A Dent-ist in History

Why learning real history is so crucial

TALKING+TEETH%3A+A+pair+of+dentures+shouts%2C+%22the+British+are+coming%21%22+referring+to+Paul+revere%27s+job+as+a+dentist.+

Sydney Tran

TALKING TEETH: A pair of dentures shouts, “the British are coming!” referring to Paul revere’s job as a dentist.

Paul Revere was a dentist. That’s right, Paul “the British are coming!” Revere was a dentist. Unless you’re some trivia god with stacks of random knowledge packed in your mind or a Revere historian, I don’t expect you to be familiar with Revere’s side gig. In 1768, Revere published an ad in the Boston Gazette promoting his skill of replacing teeth that weren’t only for show, but were good for eating and speaking. In the midst of rebellion and revolution, Revere was dealing with root canals. 

Like many other figures of the American Revolution, Paul Revere’s story is coated with lies and legend. For example, George Washington’s dentures weren’t made from wood, they were made from slaves’ teeth. In grade school, children are brainwashed into thinking the founding fathers are patriotic heroes that deserve countless monuments and museums dedicated to their fight for freedom. In reality, their so-called “fight for freedom” was really the push for the freedoms of the upper class white man. They loved to preach that Great Britain was treating them unfairly while holding hundreds of slaves under their belt. Thomas Jefferson wrote “all men are created equal” on the Declaration of Independence with around 600 slaves to his name. 

Don’t get me wrong, I think these men and their sacrifices for our country are truly magnificent, and the story of our revolution is something that has always fascinated me, but they should still be held accountable for their actions. A common point brought up is that back then, slavery was popular. But at the same time, it was unpopular. Cousins John and Samuel Adams didn’t own slaves. Neither did Alexander Hamilton, John Jay, or Thomas Paine. I don’t know about you, but I don’t remember being told that our beloved American hero, George Washington, owned slaves. That’s where the problem arises; at a young age we are taught that these men are gods who could do no wrong. I’m not saying we should go around telling third graders our forefathers owned other humans and treated them like animals, but, you know, it shouldn’t be twisted and taught incorrectly to spare their perceptions of them. 

I could argue for days upon days about how history is the most important subject students are exposed to in school and why the raw narrative is vital. History is our culture, language, and the very ground we stand on. If you asked someone why we have classes dedicated to ruins crumbling to dust and rotting corpses, dedicated to studying history, most would say so we don’t repeat the past. While I wholeheartedly agree, I also believe it’s important we’re familiar with our foundations and the architects that constructed our past while paving the way for our future. It’s not just about catching their mistakes and avoiding them hereafter, but studying their accomplishments and recognizing their efforts for a better future. 

History reminds us that we’re human.

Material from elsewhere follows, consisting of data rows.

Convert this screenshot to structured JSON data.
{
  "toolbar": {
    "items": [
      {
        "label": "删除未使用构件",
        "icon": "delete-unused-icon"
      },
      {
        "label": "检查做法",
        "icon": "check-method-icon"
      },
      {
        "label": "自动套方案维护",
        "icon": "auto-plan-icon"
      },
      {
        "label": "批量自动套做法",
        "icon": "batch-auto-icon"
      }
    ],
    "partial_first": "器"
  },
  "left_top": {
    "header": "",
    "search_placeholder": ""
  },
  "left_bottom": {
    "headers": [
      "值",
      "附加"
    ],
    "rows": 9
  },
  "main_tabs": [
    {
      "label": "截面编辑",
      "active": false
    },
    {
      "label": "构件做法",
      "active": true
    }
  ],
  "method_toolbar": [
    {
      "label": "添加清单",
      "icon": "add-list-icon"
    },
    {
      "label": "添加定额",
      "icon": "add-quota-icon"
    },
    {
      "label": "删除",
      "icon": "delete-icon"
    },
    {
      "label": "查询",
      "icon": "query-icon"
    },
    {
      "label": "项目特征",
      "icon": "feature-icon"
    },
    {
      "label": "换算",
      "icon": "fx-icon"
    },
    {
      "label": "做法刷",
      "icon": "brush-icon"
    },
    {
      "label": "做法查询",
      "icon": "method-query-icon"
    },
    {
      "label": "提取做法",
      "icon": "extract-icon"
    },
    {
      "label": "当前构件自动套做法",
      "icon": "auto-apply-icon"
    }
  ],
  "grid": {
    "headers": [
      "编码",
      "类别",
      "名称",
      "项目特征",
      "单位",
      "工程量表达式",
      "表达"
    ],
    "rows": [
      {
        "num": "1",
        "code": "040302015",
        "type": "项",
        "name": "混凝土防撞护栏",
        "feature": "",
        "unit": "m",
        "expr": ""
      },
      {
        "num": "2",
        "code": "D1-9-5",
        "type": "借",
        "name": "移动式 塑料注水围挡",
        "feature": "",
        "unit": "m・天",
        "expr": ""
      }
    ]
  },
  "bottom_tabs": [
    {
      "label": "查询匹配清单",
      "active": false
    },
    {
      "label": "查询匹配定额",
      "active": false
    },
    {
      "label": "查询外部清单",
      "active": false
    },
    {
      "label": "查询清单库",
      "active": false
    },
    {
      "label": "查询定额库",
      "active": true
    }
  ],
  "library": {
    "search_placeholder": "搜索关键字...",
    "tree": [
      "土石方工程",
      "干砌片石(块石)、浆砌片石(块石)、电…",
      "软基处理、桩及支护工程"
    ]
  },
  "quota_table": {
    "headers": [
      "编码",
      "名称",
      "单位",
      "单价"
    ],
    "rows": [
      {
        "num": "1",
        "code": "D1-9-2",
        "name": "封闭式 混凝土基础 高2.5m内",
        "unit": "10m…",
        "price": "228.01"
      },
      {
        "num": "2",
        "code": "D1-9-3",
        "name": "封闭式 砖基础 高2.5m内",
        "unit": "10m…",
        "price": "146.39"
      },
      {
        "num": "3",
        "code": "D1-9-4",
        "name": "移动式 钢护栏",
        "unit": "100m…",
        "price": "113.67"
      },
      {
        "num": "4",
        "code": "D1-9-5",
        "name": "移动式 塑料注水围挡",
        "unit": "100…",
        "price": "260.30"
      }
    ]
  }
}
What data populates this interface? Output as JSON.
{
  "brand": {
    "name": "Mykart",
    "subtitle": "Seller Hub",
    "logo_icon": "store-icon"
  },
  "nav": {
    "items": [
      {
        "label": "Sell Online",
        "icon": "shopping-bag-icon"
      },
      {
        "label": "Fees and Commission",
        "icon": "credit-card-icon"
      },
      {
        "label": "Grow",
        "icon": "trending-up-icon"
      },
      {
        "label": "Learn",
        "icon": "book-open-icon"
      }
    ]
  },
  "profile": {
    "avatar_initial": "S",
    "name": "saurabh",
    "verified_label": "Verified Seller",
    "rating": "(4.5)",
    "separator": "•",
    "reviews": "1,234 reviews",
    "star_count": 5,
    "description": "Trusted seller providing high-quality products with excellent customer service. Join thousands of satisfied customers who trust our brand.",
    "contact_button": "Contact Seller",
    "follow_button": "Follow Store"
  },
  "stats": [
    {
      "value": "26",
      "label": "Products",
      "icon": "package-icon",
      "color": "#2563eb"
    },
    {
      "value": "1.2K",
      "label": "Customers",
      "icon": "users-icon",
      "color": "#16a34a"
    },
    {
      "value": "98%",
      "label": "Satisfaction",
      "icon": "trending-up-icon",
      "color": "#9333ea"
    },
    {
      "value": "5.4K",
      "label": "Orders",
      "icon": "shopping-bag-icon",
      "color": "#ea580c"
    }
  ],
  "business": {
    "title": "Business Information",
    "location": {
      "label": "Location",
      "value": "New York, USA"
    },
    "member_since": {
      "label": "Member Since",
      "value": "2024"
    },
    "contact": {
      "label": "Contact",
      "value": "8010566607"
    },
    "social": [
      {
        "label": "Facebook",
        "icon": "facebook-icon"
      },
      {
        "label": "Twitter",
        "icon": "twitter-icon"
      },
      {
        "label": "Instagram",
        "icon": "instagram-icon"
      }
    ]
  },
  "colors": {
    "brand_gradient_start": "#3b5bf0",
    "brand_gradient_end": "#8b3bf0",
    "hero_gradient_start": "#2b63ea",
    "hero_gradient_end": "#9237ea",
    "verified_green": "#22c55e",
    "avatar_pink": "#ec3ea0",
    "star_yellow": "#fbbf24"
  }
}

Whether or not they lived centuries ago, they were human beings with feelings, goals, and values. And no matter how perfect our history books cut them out to be, even our ancestors can make mistakes. But with great mistakes comes greater achievements. Without the brilliant minds of past thinkers, we wouldn’t be anywhere near where we are today. Sometimes history silences the true heroes and inventors of our modern era, and it is our duty to tell their stories and give them the credit they rightfully deserve. And to share their story, we must learn their story. 

The tales and triumphs we study in history motivate and move us. Tears cloud our vision when we’re reminded that Anne Frank never lived to see her 16th birthday. Our hearts soar with pride when we think about the American revolution and our victory over Great Britain. Whether it’s a triumph or loss, the tales we’re taught humanize these ancient characters and reinvent our past. The quicker we understand that the messages exemplified in the past define our future, the easier it is for us to make sense of our reality. And the better we understand the past, the better we understand the future.